Histogram showing number of reviews completed by external reviewers.
Figure 2. Distribution of external reviewer effort. Most external reviewers complete one review.

External reviewers are only half the picture, though. The other half is the extremely dedicated programme committee, whose associate chairs write reviews and meta reviews and who made the decisions over the 7th and 8th of December. The 400 members of the PC produced 6074 reviews (or around 15 each). Just producing the reviews is a gargantuan amount of work. Unfortunately we don’t have a chart that shows the work that goes into finding external reviewers, managing those reviewers, sending reminders, facilitating discussions, attending the PC meeting, writing final post-PC comments, shepherding, checking camera-ready submissions,… it goes on and on. The General Chairs, TPCs and Papers Chairs are extremely grateful to the ACs for their efforts in putting together CHI’s biggest ever programme.

Histogram showing the number of submissions handled by ACs.
Figure 3. Distribution of AC reviewing effort. ACs generally completed 15 or 16 reviews, split between standard reviews and meta reviews.


A total of 8,319 authors were listed on submissions, give or take a few duplicate accounts. The vast majority of authors (6,425, 77%) were involved in one submission. Of these authors, 1,462 (22.8%) had their names on an accepted submission. Being on a large number of submissions is uncommon.
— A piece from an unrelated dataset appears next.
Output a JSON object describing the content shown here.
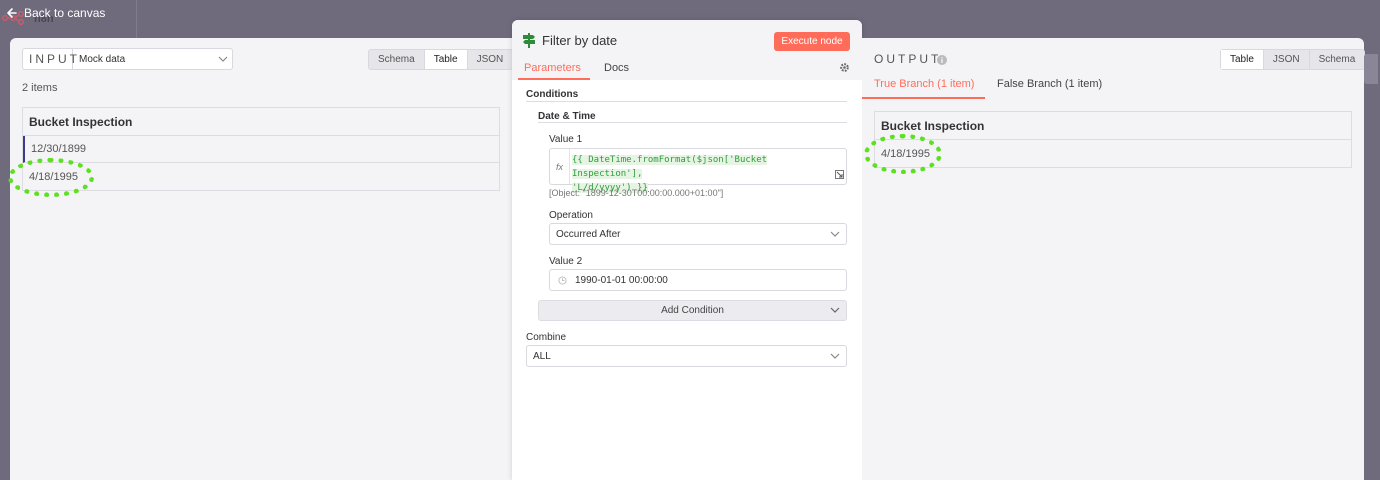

Only 265 of those 8,319 authors (3%) made five or more submissions. Only 13 authors (0.15%) have their names attached to five or more accepted papers. We congratulate these authors on their success, but note that the vast majority of authors submit one paper and that submission is not successful. Do not be disheartened if things have not gone as well as you might have hoped. You might consider submitting a revised version of the paper to a different SIGCHI conference, many of which will be issuing calls of submissions soon.

Are people who make more submissions generally more successful with them? Only thirteen authors had three or more accepts without a reject. Two authors had four. Conversely, 45 authors made five or more submissions without any success. Figure 4 helps to make this a little bit clearer. It plots, for each author, how many accepts they had, versus the number of rejects they had. Note, authors with more than four accepts (n=13) are excluded from this plot as the published proceedings may allow for their identity to be determined. Authors with more than 7 rejects (n=25) are also excluded.

A plot showing the number of authors who had N papers accepted and rejected.
Figure 4. Individual accept/reject numbers for the CHI Papers track. Authors with more than seven rejects (n=25) or more than four accepts (n=13) are not shown. Note the density of points for each combination (e.g., 2 accepts, 1 reject) reflects its frequency across the whole set of authors. The more square the ‘patch’ appears, the more authors there are with a given combination of accepted and rejected submissions.

*ACs can require changes to papers before the camera-ready submissions are made. A small number of papers are assigned a ‘shepherd’. This is an AC who helps the authors make changes to the manuscript in a way that meets the requirements of the PC and reviewers. It often happens when a paper needs specific changes that are carefully made in order for it to be it accepted.